The topic of Nalebuff’s lecture is innovation, and it has been the focus of his recent research and writing. His approach is summed up in the 2003 book Why Not? How to Use Everyday Ingenuity to Solve Problems Big and Small. Indeed, since publishing the book, Nalebuff and Ayres have established a two-man media operation, of which their proposed reality television show is just one part. They cowrite a column in Forbes, make joint appearances on NPR, and run a Web site that asks users to offer and modify fixes to problems submitted by other users. Their goal is to shake people and companies from their complacency and cynicism, and to help them generate new ideas. The theme of Why Not? is the power of new ideas to foster new companies, new markets, and ultimately, new games.

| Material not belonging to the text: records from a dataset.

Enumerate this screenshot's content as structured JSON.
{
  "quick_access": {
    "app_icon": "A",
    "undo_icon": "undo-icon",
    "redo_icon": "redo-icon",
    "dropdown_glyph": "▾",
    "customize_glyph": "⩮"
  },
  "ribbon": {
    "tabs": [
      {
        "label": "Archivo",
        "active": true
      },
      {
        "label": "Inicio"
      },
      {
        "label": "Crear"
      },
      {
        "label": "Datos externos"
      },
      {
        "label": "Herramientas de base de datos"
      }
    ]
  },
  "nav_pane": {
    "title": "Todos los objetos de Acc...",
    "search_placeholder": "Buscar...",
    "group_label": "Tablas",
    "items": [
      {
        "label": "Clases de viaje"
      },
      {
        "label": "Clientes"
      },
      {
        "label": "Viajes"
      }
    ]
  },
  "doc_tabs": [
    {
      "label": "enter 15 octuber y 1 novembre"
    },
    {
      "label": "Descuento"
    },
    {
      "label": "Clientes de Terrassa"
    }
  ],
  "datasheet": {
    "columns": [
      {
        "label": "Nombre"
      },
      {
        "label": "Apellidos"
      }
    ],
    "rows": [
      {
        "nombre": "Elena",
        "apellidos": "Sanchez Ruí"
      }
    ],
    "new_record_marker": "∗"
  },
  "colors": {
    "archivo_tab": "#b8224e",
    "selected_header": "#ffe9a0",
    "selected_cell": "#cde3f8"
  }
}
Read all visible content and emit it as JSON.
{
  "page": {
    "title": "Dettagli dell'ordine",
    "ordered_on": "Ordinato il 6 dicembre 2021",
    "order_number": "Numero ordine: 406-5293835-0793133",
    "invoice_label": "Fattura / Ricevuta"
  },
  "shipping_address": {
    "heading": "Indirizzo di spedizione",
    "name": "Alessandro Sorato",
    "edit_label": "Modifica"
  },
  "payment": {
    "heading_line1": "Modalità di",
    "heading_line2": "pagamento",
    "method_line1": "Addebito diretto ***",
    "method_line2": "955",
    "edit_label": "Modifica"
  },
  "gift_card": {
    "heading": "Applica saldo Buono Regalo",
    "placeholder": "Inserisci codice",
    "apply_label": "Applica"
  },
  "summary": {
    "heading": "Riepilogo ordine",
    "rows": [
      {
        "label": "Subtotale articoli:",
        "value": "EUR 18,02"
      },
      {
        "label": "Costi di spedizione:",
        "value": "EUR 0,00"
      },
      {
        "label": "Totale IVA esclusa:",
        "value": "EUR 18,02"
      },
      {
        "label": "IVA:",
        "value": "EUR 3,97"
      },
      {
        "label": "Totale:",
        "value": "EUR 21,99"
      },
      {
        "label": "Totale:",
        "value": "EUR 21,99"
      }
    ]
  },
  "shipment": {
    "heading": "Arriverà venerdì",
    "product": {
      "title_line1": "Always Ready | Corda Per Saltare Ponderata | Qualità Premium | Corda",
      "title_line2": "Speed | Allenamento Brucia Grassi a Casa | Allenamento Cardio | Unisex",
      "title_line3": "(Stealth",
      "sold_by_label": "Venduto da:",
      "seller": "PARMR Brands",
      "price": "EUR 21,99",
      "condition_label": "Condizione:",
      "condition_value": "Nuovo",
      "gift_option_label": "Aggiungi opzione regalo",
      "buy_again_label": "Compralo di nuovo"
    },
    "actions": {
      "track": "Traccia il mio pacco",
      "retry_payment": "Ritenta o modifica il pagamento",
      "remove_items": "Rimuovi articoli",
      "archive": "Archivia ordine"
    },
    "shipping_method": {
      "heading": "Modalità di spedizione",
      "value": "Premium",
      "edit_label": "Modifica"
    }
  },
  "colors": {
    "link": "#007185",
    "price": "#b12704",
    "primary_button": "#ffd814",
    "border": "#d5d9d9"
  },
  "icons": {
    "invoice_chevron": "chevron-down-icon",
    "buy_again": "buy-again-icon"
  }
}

“I want to be the anti-Dilbert,” Nalebuff says. “What I want to bring together is this Yankee ingenuity, old-fashioned problem solving, ‘no engineering degree required’ approach. We’ve lost some of this approach — the ‘how can we do things differently and better?’ part. Part of our response has been to hibernate, to go back into our shell. I am suggesting that we are not going to solve our problems that way.”
Nalebuff then describes four essential techniques that he uses for promoting innovation and idea generation in his consulting work and in the classroom. The first is to look at problems from the point of view of a person with all the power and money in the world — in other words, a person without constraints. The goal is to remove the individual’s internal editor, the nagging voice that raises all the reasons not to pursue a new idea, and replace it with the voice of the customer. “Instead of focus groups or market research, look at this customer in your head, look at how they would solve the problem, and then go make it practical.”
What, for example, would Donald Trump do to solve the problem of a fax machine calling your bedroom phone at 2 a.m.? “He’d hire an apprentice to answer the phone for him,” Nalebuff says. “It’s a great solution, but it’s not affordable for us. But who do we know who is up at that time, who can screen our calls for free?” The caller. Nalebuff suggests a simple automated voice response when the call goes through, but before the phone actually rings and wakes you up: “You’ve reached the Trumps. Press 1, and the phone will ring. And it better be good.” As Nalebuff explains, “The fax machine won’t know how to get through, but an important caller will.”